Sunday Telegraph – Leaders: Our report today on the illegal transfer of missile technology to Iran marks a serious raising
of the stakes in the faltering effort to make Teheran come
clean about its nuclear programme. As Con Coughlin reveals, former members of the Russian armed forces are helping Iran receive assistance from North Korea. Sunday Telegraph
Our report today on the illegal transfer of missile technology to Iran marks a serious raising of the stakes in the faltering effort to make Teheran come clean about its nuclear programme. As Con Coughlin reveals, former members of the Russian armed forces are helping Iran receive assistance from North Korea.
The significance of the illegal trading is that Iran may be even closer to developing a full-blown strategic missile capability than most Western nations have been willing to concede. Iran already has missiles capable of carrying warheads to targets throughout the Middle East. But the system now under development could – if completed – rain nuclear weapons on many parts of Europe. The crisis must now be referred to the United Nations Security Council as a matter of urgency – with the unambiguous understanding that this is only a first step.
In Paris on Friday, Condoleezza Rice, the US Secretary of State, made clear her view that the time for diplomacy between the so-called EU-3 – Britain, France and Germany – and Teheran is rapidly drawing to a close. “There is always the course of negotiation,” she said, “but there is also the course of the Security Council.” The Bush administration is privately mystified by the argument often deployed in the British Foreign Office that referral to the Security Council is more effective as a threat than as an action. This raises the question: what is the Security Council for if not to act in such situations? Busying itself with trivia, the council should instead be taking urgent steps to prevent a geo-political disaster.
Iran has always maintained that its nuclear programme is civilian in nature, although it is hard to see why a country with such rich natural resources would invest so heavily in nuclear power. Mahmoud Ahmadinejad, the country’s hardline president, declared last month that “with respect to the needs of Islamic countries, we are ready to transfer nuclear know-how to these countries”. Having imported the means to cause millions of deaths, Ahmadinejad now threatens to export the technology to other Muslim states, creating an Islamic commonwealth of nuclear terror.
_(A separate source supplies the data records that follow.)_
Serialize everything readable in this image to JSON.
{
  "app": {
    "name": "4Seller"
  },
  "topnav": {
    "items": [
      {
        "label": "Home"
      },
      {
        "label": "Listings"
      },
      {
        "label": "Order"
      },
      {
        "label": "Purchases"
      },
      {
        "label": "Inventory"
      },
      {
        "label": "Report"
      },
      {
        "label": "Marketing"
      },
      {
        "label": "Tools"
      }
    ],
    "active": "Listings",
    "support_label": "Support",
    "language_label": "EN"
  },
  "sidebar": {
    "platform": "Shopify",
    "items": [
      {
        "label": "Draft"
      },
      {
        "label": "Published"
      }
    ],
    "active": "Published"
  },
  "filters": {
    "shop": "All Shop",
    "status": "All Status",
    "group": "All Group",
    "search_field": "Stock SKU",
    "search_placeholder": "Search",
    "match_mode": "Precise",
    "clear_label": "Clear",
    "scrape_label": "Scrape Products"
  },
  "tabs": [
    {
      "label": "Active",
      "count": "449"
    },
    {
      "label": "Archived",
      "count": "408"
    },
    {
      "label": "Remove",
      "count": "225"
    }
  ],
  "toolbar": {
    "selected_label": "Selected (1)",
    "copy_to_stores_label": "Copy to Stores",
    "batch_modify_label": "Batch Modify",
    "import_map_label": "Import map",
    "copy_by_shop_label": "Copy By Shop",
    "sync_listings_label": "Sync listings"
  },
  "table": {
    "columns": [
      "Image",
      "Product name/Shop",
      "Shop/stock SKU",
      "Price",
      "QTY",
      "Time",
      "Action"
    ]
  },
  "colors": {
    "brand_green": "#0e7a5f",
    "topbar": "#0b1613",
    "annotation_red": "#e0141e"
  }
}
Two weeks ago, the British Government confirmed officially that Iran’s Revolutionary Guard was behind the attacks in Iraq that have recently claimed the lives of eight British troops. While the EU-3 promise ever more negotiations, Iran makes its position clear in the blood of British soldiers.
Last month, Jack Straw, the Foreign Secretary, said that “this will not be resolved by military means, let’s be clear about that”. Mr Straw’s motives are unimpeachable and he has laboured hard to make the talks with Teheran work: but he spoke too soon. It is now clear that the Iranian crisis must be addressed much more robustly. The capacity of the International Atomic Energy Agency to monitor the development of a weapons system is in doubt: the Security Council should consider a more aggressive inspections regime. Swift action now by the council is not a path to war. It is the last chance to avoid war.